Also known as ‘the Place of Thirst’, the Karoo is an infinitely magical region, covered by enormous sheep and game farms, where vast plains drift away towards distant rocky outcrops and multi-layered mountains that pierce the velvet skies. ‘Karoo’ is a Khoisan word of unknown origin, and is a semi-desert natural area of South Africa made up of two related eco-regions: the Nama Karoo (which mostly has winter rainfall), and the Succulent Karoo (which mainly has rain in the summer).
The Nama Karoo has three primary sub-regions; the Upper Karoo in the north (which is separated from the Great Karoo in the centre by the Great Escarpment, leaving the Upper Karoo rivers to run northwards into the Orange River), and the Little Karoo in the south. The Succulent Karoo is located in the western portion of the area, located nearby to the Atlantic coast.
In geological terms, the Karoo Supergroup refers to an expansive and geologically recent sequence of sedimentary and igneous rocks, which is flanked to the south by the Cape Supergroup, and to the north by the older Witwatersrand Supergroup. It spreads over more than half of South Africa and reaches in certain areas to 8,000 metres below the land surface, constituting massive amounts of rocks that were formed in a relatively short space of time, geologically speaking.

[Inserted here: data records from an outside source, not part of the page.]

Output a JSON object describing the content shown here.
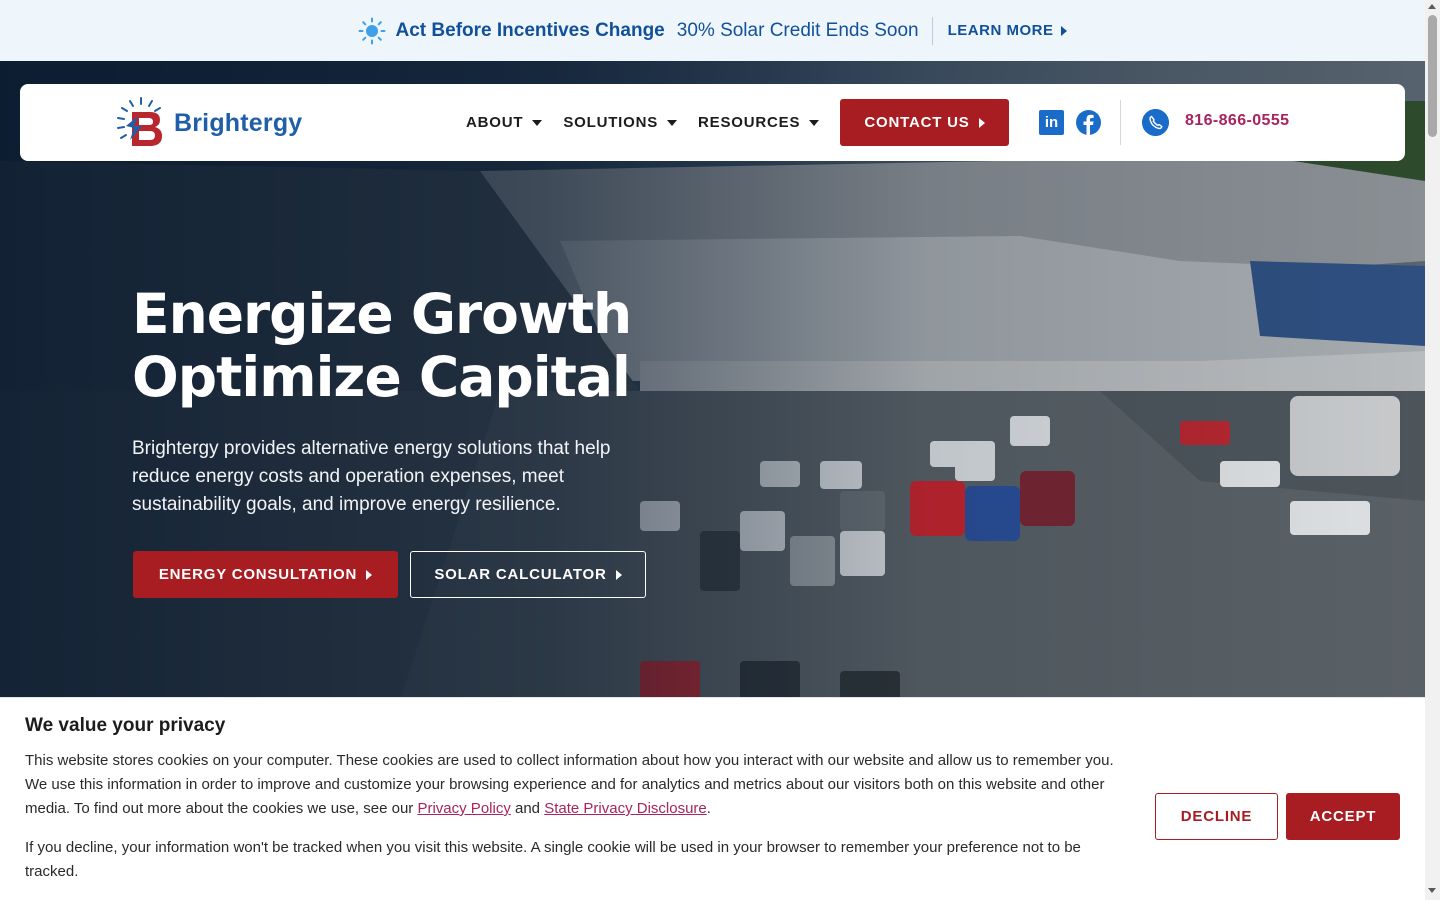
{
  "announcement": {
    "headline": "Act Before Incentives Change",
    "subtext": "30% Solar Credit Ends Soon",
    "link_label": "LEARN MORE",
    "icon": "sun-icon"
  },
  "header": {
    "logo_text": "Brightergy",
    "nav": [
      {
        "label": "ABOUT"
      },
      {
        "label": "SOLUTIONS"
      },
      {
        "label": "RESOURCES"
      }
    ],
    "contact_label": "CONTACT US",
    "social": [
      {
        "name": "linkedin-icon",
        "glyph": "in"
      },
      {
        "name": "facebook-icon"
      }
    ],
    "phone": "816-866-0555"
  },
  "hero": {
    "title_line1": "Energize Growth",
    "title_line2": "Optimize Capital",
    "description": "Brightergy provides alternative energy solutions that help reduce energy costs and operation expenses, meet sustainability goals, and improve energy resilience.",
    "primary_button": "ENERGY CONSULTATION",
    "secondary_button": "SOLAR CALCULATOR"
  },
  "cookie": {
    "title": "We value your privacy",
    "para1_before": "This website stores cookies on your computer. These cookies are used to collect information about how you interact with our website and allow us to remember you. We use this information in order to improve and customize your browsing experience and for analytics and metrics about our visitors both on this website and other media. To find out more about the cookies we use, see our ",
    "privacy_link": "Privacy Policy",
    "para1_and": " and ",
    "state_link": "State Privacy Disclosure",
    "para1_end": ".",
    "para2": "If you decline, your information won't be tracked when you visit this website. A single cookie will be used in your browser to remember your preference not to be tracked.",
    "decline_label": "DECLINE",
    "accept_label": "ACCEPT"
  },
  "colors": {
    "brand_red": "#a71d22",
    "brand_blue": "#1f5ea8",
    "announce_bg": "#eef6fc",
    "link_magenta": "#a8245f"
  }
}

You could pause almost anywhere in the Karoo and simply listen to the beautiful silence whilst you breathe in the scent of earth and stare into the remarkably clear horizon that seems like a line drawn across the opposite end of the earth. The midnight skies are crystal clear and are speckled with thousands of stars and big, bright planets. Other galaxies can even be seen with the naked eye, providing you with some of the world’s finest star-gazing.
Fossils of some of the earliest kinds of one-celled life have been found in the Karoo, demonstrating that life has existed in this area for over three billion years. The richness of pre-dinosaur fossils in this area is famous the world over. To fully experience the enchantment of this region, you should venture off the main national road, where you will find peculiar little hamlets, sprawling farmsteads and historical towns inhabited by friendly and hospitable folk who are more than happy to share their tales and legends.
The Great Karoo spreads over an area of over 400,000 square kilometres. From a geological point of view it has been an expansive inland basin for almost all of the past 250 million years. At one stage the area was glaciated, the evidence of which can be seen in the widely distributed Dwyka tillite. Later, at numerous times, there were enormous inland deltas, seas, lakes or swamps. Massive deposits of coal formed, which is now one of South Africa’s economy’s main pillars.
Ancient reptiles and amphibians flourished in the dense wetlands, and their remains have brought fame to the Karoo in the palaeontology field. Approximately 180 million years back, volcanic activity took place on a giant scale, which effectively brought an end to the prosperous reptile evolution in the region.
Some of the Karoo’s extinct animals include aquatic and Triassic mammal-like carnivores, Permian predators, Jurassic herbivores and more. The fossils were first discovered by Andrew Geddes Bain, a Scottish man born in 1838, at a road cutting close by to Fort Beaufort. He sent his specimens to the British Museum, where fellow Scotsman Robert Broom recognised the mammal-like characteristics of the Karoo fossils in 1897.